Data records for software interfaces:
'''

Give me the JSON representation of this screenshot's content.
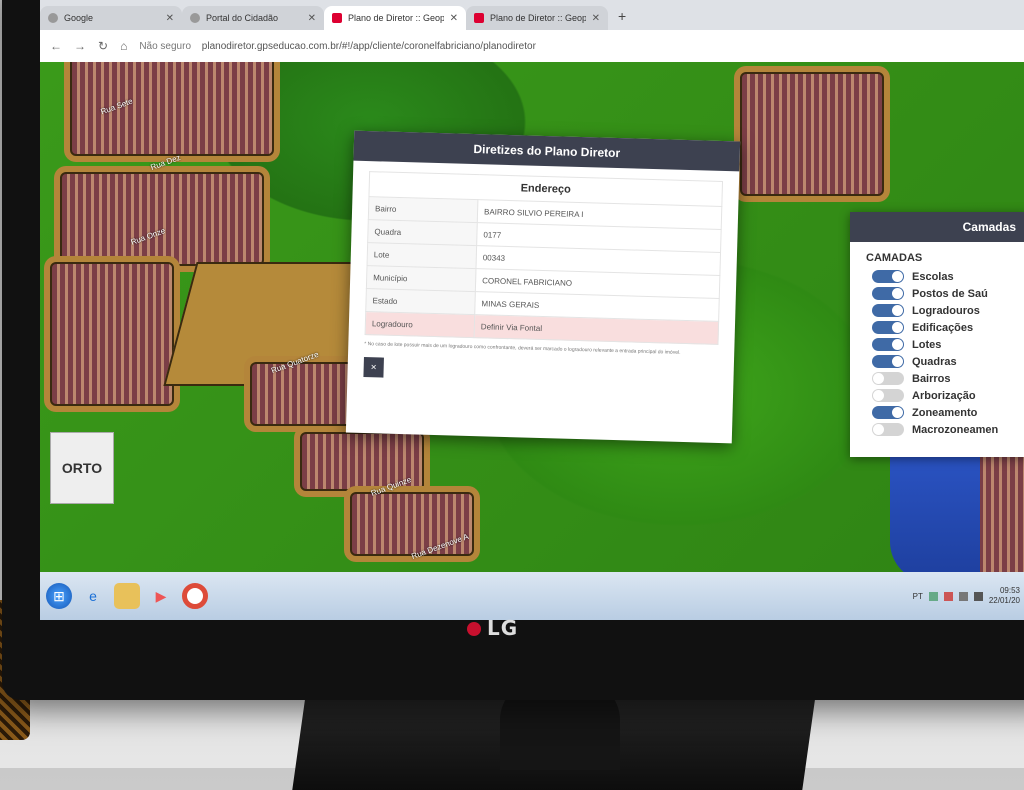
{
  "browser": {
    "tabs": [
      {
        "label": "Google",
        "active": false
      },
      {
        "label": "Portal do Cidadão",
        "active": false
      },
      {
        "label": "Plano de Diretor :: Geopix",
        "active": true
      },
      {
        "label": "Plano de Diretor :: Geopix",
        "active": false
      }
    ],
    "newtab": "+",
    "security": "Não seguro",
    "url": "planodiretor.gpseducao.com.br/#!/app/cliente/coronelfabriciano/planodiretor"
  },
  "modal": {
    "title": "Diretizes do Plano Diretor",
    "section": "Endereço",
    "rows": [
      {
        "key": "Bairro",
        "value": "BAIRRO SILVIO PEREIRA I"
      },
      {
        "key": "Quadra",
        "value": "0177"
      },
      {
        "key": "Lote",
        "value": "00343"
      },
      {
        "key": "Município",
        "value": "CORONEL FABRICIANO"
      },
      {
        "key": "Estado",
        "value": "MINAS GERAIS"
      },
      {
        "key": "Logradouro",
        "value": "Definir Via Fontal"
      }
    ],
    "note": "* No caso de lote possuir mais de um logradouro como confrontante, deverá ser marcado o logradouro relevante a entrada principal do imóvel.",
    "close": "×"
  },
  "layers": {
    "title": "Camadas",
    "subtitle": "CAMADAS",
    "items": [
      {
        "label": "Escolas",
        "on": true
      },
      {
        "label": "Postos de Saú",
        "on": true
      },
      {
        "label": "Logradouros",
        "on": true
      },
      {
        "label": "Edificações",
        "on": true
      },
      {
        "label": "Lotes",
        "on": true
      },
      {
        "label": "Quadras",
        "on": true
      },
      {
        "label": "Bairros",
        "on": false
      },
      {
        "label": "Arborização",
        "on": false
      },
      {
        "label": "Zoneamento",
        "on": true
      },
      {
        "label": "Macrozoneamen",
        "on": false
      }
    ]
  },
  "map": {
    "orto": "ORTO",
    "streets": [
      "Rua Sete",
      "Rua Dez",
      "Rua Quinze",
      "Rua Onze",
      "Rua Quatorze",
      "Rua Dezenove A"
    ]
  },
  "taskbar": {
    "lang": "PT",
    "time": "09:53",
    "date": "22/01/20"
  },
  "monitor": {
    "brand": "LG"
  },
  "colors": {
    "header": "#3d4150",
    "toggle_on": "#3f6aa6",
    "angular": "#dd0031",
    "lg": "#c8102e"
  }
}
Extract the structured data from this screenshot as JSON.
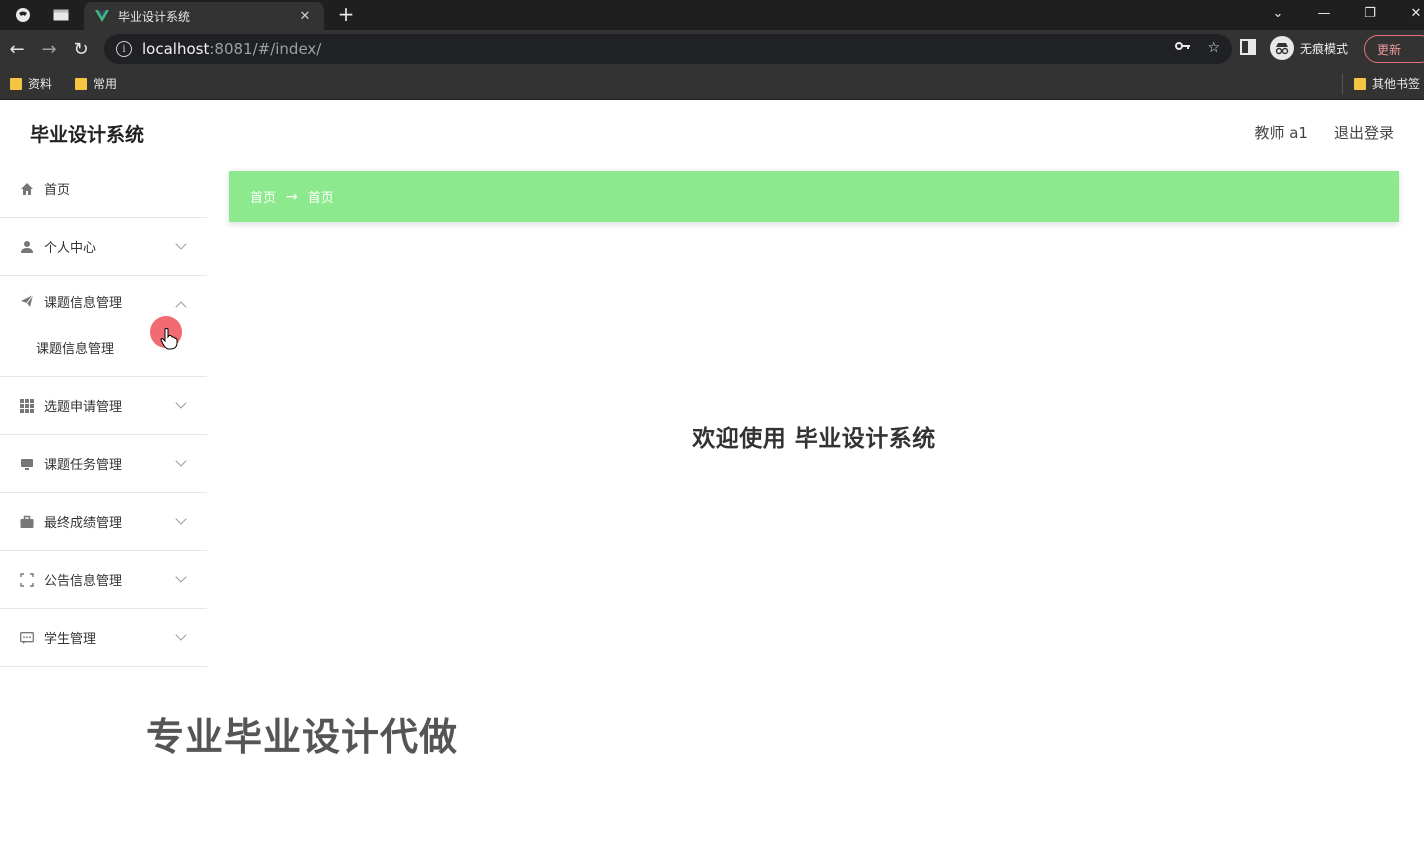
{
  "browser": {
    "tab_title": "毕业设计系统",
    "url_host": "localhost",
    "url_rest": ":8081/#/index/",
    "incognito_label": "无痕模式",
    "update_label": "更新",
    "bookmarks": [
      {
        "label": "资料"
      },
      {
        "label": "常用"
      }
    ],
    "other_bookmarks": "其他书签"
  },
  "app": {
    "title": "毕业设计系统",
    "user_label": "教师 a1",
    "logout_label": "退出登录"
  },
  "sidebar": {
    "items": [
      {
        "label": "首页",
        "icon": "home-icon"
      },
      {
        "label": "个人中心",
        "icon": "user-icon"
      },
      {
        "label": "课题信息管理",
        "icon": "paper-plane-icon",
        "expanded": true,
        "children": [
          {
            "label": "课题信息管理"
          }
        ]
      },
      {
        "label": "选题申请管理",
        "icon": "grid-icon"
      },
      {
        "label": "课题任务管理",
        "icon": "monitor-icon"
      },
      {
        "label": "最终成绩管理",
        "icon": "briefcase-icon"
      },
      {
        "label": "公告信息管理",
        "icon": "fullscreen-icon"
      },
      {
        "label": "学生管理",
        "icon": "chat-icon"
      }
    ]
  },
  "breadcrumb": {
    "items": [
      "首页",
      "首页"
    ],
    "separator": "→",
    "color": "#8de98d"
  },
  "main": {
    "welcome": "欢迎使用 毕业设计系统"
  },
  "overlay": {
    "watermark": "专业毕业设计代做"
  }
}
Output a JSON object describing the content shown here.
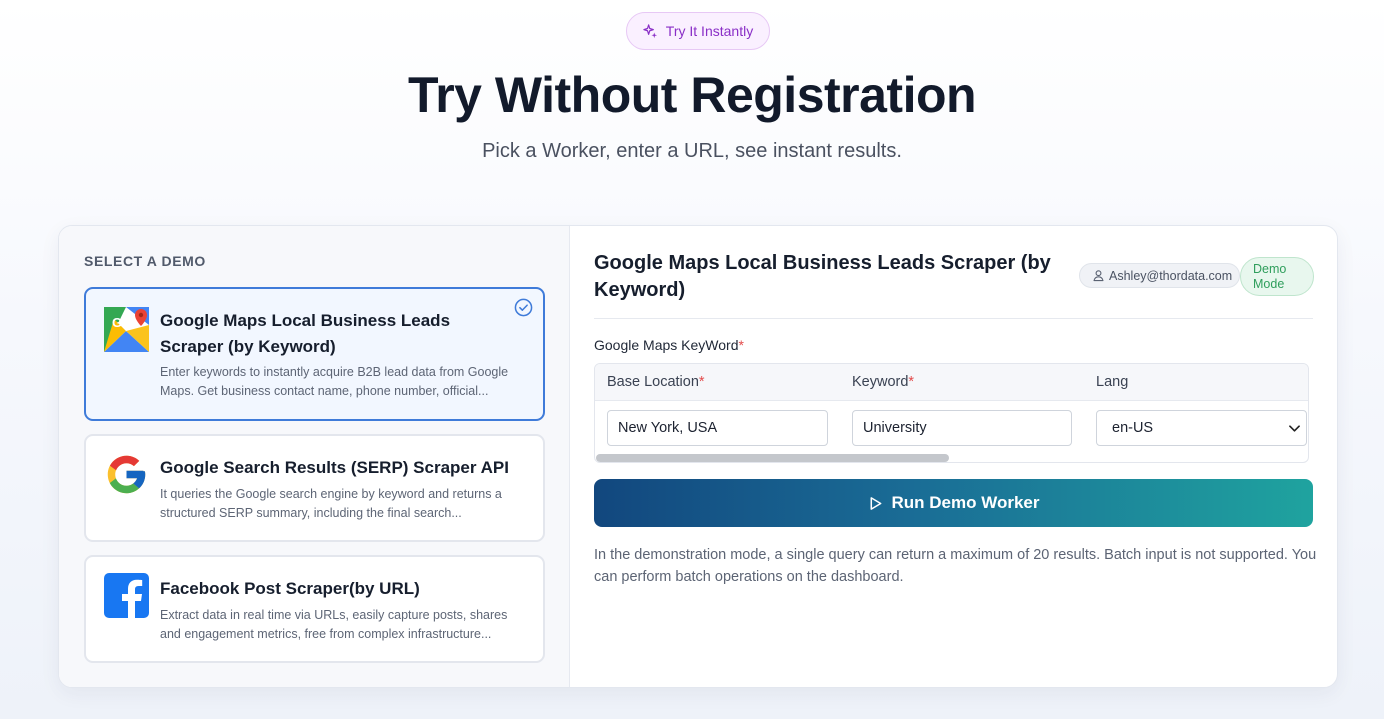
{
  "header": {
    "pill_label": "Try It Instantly",
    "title": "Try Without Registration",
    "subtitle": "Pick a Worker, enter a URL, see instant results."
  },
  "sidebar": {
    "label": "SELECT A DEMO",
    "items": [
      {
        "title": "Google Maps Local Business Leads Scraper (by Keyword)",
        "description": "Enter keywords to instantly acquire B2B lead data from Google Maps. Get business contact name, phone number, official...",
        "icon": "google-maps-icon",
        "selected": true
      },
      {
        "title": "Google Search Results (SERP) Scraper API",
        "description": "It queries the Google search engine by keyword and returns a structured SERP summary, including the final search...",
        "icon": "google-icon",
        "selected": false
      },
      {
        "title": "Facebook Post Scraper(by URL)",
        "description": "Extract data in real time via URLs, easily capture posts, shares and engagement metrics, free from complex infrastructure...",
        "icon": "facebook-icon",
        "selected": false
      }
    ]
  },
  "panel": {
    "title": "Google Maps Local Business Leads Scraper (by Keyword)",
    "user_email": "Ashley@thordata.com",
    "badge": "Demo Mode",
    "field_label": "Google Maps KeyWord",
    "required_mark": "*",
    "columns": [
      "Base Location",
      "Keyword",
      "Lang"
    ],
    "column_required": [
      true,
      true,
      false
    ],
    "row": {
      "base_location": "New York, USA",
      "keyword": "University",
      "lang": "en-US"
    },
    "run_button": "Run Demo Worker",
    "note": "In the demonstration mode, a single query can return a maximum of 20 results. Batch input is not supported. You can perform batch operations on the dashboard."
  },
  "colors": {
    "accent_blue": "#3f7bd9",
    "pill_purple": "#8a2fc7",
    "badge_green": "#2f9e5c",
    "button_start": "#12477e",
    "button_end": "#1fa39f"
  }
}
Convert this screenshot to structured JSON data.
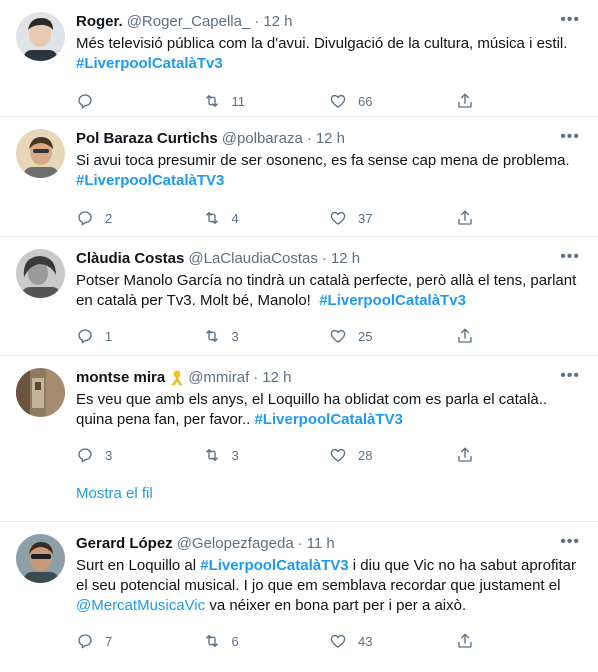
{
  "tweets": [
    {
      "name": "Roger.",
      "handle": "@Roger_Capella_",
      "dot": "·",
      "time": "12 h",
      "text_parts": [
        "Més televisió pública com la d'avui. Divulgació de la cultura, música i estil.\n"
      ],
      "hashtag": "#LiverpoolCatalàTv3",
      "replies": "",
      "retweets": "11",
      "likes": "66"
    },
    {
      "name": "Pol Baraza Curtichs",
      "handle": "@polbaraza",
      "dot": "·",
      "time": "12 h",
      "text_parts": [
        "Si avui toca presumir de ser osonenc, es fa sense cap mena de problema.\n"
      ],
      "hashtag": "#LiverpoolCatalàTV3",
      "replies": "2",
      "retweets": "4",
      "likes": "37"
    },
    {
      "name": "Clàudia Costas",
      "handle": "@LaClaudiaCostas",
      "dot": "·",
      "time": "12 h",
      "text_parts": [
        "Potser Manolo García no tindrà un català perfecte, però allà el tens, parlant en català per Tv3. Molt bé, Manolo!  "
      ],
      "hashtag": "#LiverpoolCatalàTv3",
      "replies": "1",
      "retweets": "3",
      "likes": "25"
    },
    {
      "name": "montse mira",
      "handle": "@mmiraf",
      "dot": "·",
      "time": "12 h",
      "text_parts": [
        "Es veu que amb els anys, el Loquillo ha oblidat com es parla el català.. quina pena fan, per favor.. "
      ],
      "hashtag": "#LiverpoolCatalàTV3",
      "replies": "3",
      "retweets": "3",
      "likes": "28"
    },
    {
      "name": "Gerard López",
      "handle": "@Gelopezfageda",
      "dot": "·",
      "time": "11 h",
      "text_before": "Surt en Loquillo al ",
      "hashtag": "#LiverpoolCatalàTV3",
      "text_middle": " i diu que Vic no ha sabut aprofitar el seu potencial musical. I jo que em semblava recordar que justament el ",
      "mention": "@MercatMusicaVic",
      "text_after": " va néixer en bona part per i per a això.",
      "replies": "7",
      "retweets": "6",
      "likes": "43"
    }
  ],
  "show_thread_label": "Mostra el fil",
  "colors": {
    "accent": "#1d9bf0",
    "muted": "#5b7083",
    "divider": "#e6ecf0",
    "ribbon": "#f5c518"
  },
  "icons": [
    "reply-icon",
    "retweet-icon",
    "like-icon",
    "share-icon",
    "more-options-icon",
    "yellow-ribbon-icon"
  ]
}
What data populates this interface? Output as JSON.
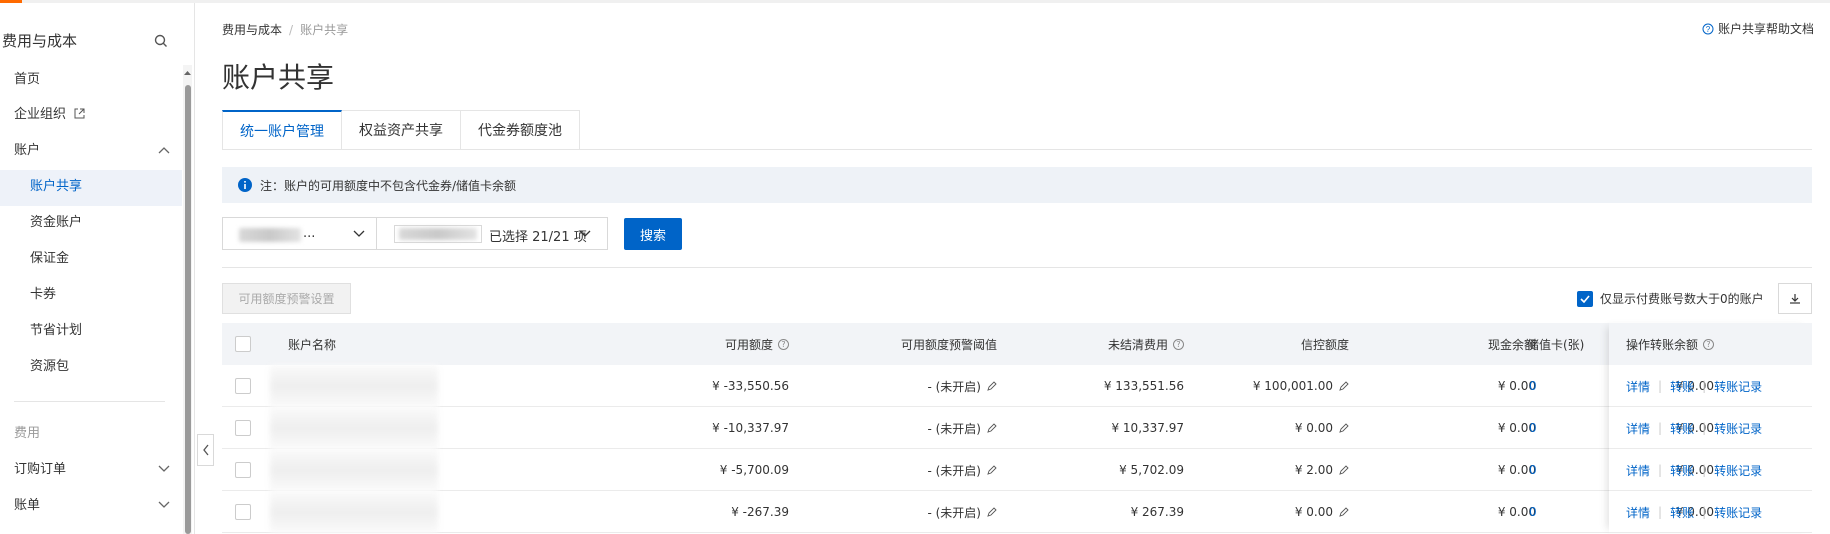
{
  "sidebar": {
    "title": "费用与成本",
    "items": [
      {
        "label": "首页"
      },
      {
        "label": "企业组织"
      },
      {
        "label": "账户"
      },
      {
        "label": "账户共享"
      },
      {
        "label": "资金账户"
      },
      {
        "label": "保证金"
      },
      {
        "label": "卡券"
      },
      {
        "label": "节省计划"
      },
      {
        "label": "资源包"
      },
      {
        "label": "费用"
      },
      {
        "label": "订购订单"
      },
      {
        "label": "账单"
      }
    ]
  },
  "breadcrumb": {
    "root": "费用与成本",
    "separator": "/",
    "current": "账户共享"
  },
  "help_link": "账户共享帮助文档",
  "page_title": "账户共享",
  "tabs": [
    {
      "label": "统一账户管理",
      "active": true
    },
    {
      "label": "权益资产共享",
      "active": false
    },
    {
      "label": "代金券额度池",
      "active": false
    }
  ],
  "notice": "注：账户的可用额度中不包含代金券/储值卡余额",
  "filters": {
    "select1_suffix": "...",
    "select2_selected": "已选择 21/21 项",
    "search_button": "搜索"
  },
  "toolbar": {
    "alert_setting_button": "可用额度预警设置",
    "only_nonzero_label": "仅显示付费账号数大于0的账户",
    "only_nonzero_checked": true
  },
  "table": {
    "headers": {
      "name": "账户名称",
      "available": "可用额度",
      "threshold": "可用额度预警阈值",
      "unsettled": "未结清费用",
      "credit": "信控额度",
      "cash": "现金余额",
      "transfer": "转账余额",
      "card": "储值卡(张)",
      "ops": "操作"
    },
    "rows": [
      {
        "available": "¥ -33,550.56",
        "threshold": "- (未开启)",
        "unsettled": "¥ 133,551.56",
        "credit": "¥ 100,001.00",
        "cash": "¥ 0.00",
        "transfer": "¥ 0.00",
        "card": "0"
      },
      {
        "available": "¥ -10,337.97",
        "threshold": "- (未开启)",
        "unsettled": "¥ 10,337.97",
        "credit": "¥ 0.00",
        "cash": "¥ 0.00",
        "transfer": "¥ 0.00",
        "card": "0"
      },
      {
        "available": "¥ -5,700.09",
        "threshold": "- (未开启)",
        "unsettled": "¥ 5,702.09",
        "credit": "¥ 2.00",
        "cash": "¥ 0.00",
        "transfer": "¥ 0.00",
        "card": "0"
      },
      {
        "available": "¥ -267.39",
        "threshold": "- (未开启)",
        "unsettled": "¥ 267.39",
        "credit": "¥ 0.00",
        "cash": "¥ 0.00",
        "transfer": "¥ 0.00",
        "card": "0"
      }
    ],
    "ops": {
      "detail": "详情",
      "transfer": "转账",
      "records": "转账记录"
    }
  },
  "colors": {
    "accent": "#0064c8",
    "brand_orange": "#ff6a00"
  },
  "icons": [
    "search-icon",
    "external-link-icon",
    "chevron-up-icon",
    "chevron-down-icon",
    "info-icon",
    "help-circle-icon",
    "edit-icon",
    "download-icon",
    "collapse-left-icon",
    "check-icon"
  ]
}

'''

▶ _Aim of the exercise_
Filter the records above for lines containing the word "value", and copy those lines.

▶ _Exercise output_
        "value": "BAIRRO SILVIO PEREIRA I"
        "value": "0177"
        "value": "00343"
        "value": "CORONEL FABRICIANO"
        "value": "MINAS GERAIS"
        "value": "Definir Via Fontal"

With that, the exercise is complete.